§ Work instruction: Go over the records and copy every line with the string "Prompt".

§ Source records:
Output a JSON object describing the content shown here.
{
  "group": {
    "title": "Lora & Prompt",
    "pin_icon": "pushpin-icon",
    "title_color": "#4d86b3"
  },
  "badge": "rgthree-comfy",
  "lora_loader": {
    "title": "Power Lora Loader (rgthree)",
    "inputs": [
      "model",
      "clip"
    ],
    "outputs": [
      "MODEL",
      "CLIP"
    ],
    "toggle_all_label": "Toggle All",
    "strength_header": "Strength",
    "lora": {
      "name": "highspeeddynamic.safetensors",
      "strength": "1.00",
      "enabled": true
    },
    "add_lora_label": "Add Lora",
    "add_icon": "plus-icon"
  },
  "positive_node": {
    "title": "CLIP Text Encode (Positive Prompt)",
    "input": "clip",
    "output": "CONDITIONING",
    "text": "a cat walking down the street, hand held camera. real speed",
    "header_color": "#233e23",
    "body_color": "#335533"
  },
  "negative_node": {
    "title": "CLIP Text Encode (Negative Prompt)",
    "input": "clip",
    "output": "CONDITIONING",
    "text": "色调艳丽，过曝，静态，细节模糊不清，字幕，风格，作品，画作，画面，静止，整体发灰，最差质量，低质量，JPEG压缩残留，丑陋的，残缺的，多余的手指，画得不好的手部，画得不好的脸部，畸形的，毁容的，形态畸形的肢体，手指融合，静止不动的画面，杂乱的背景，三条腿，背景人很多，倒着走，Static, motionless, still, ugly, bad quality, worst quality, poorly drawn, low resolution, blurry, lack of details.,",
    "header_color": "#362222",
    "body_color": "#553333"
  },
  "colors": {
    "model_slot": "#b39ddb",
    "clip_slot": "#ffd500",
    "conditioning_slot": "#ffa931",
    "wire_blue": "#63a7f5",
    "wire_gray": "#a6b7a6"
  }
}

§ Finished exercise:
    "title": "Lora & Prompt",
    "title": "CLIP Text Encode (Positive Prompt)",
    "title": "CLIP Text Encode (Negative Prompt)",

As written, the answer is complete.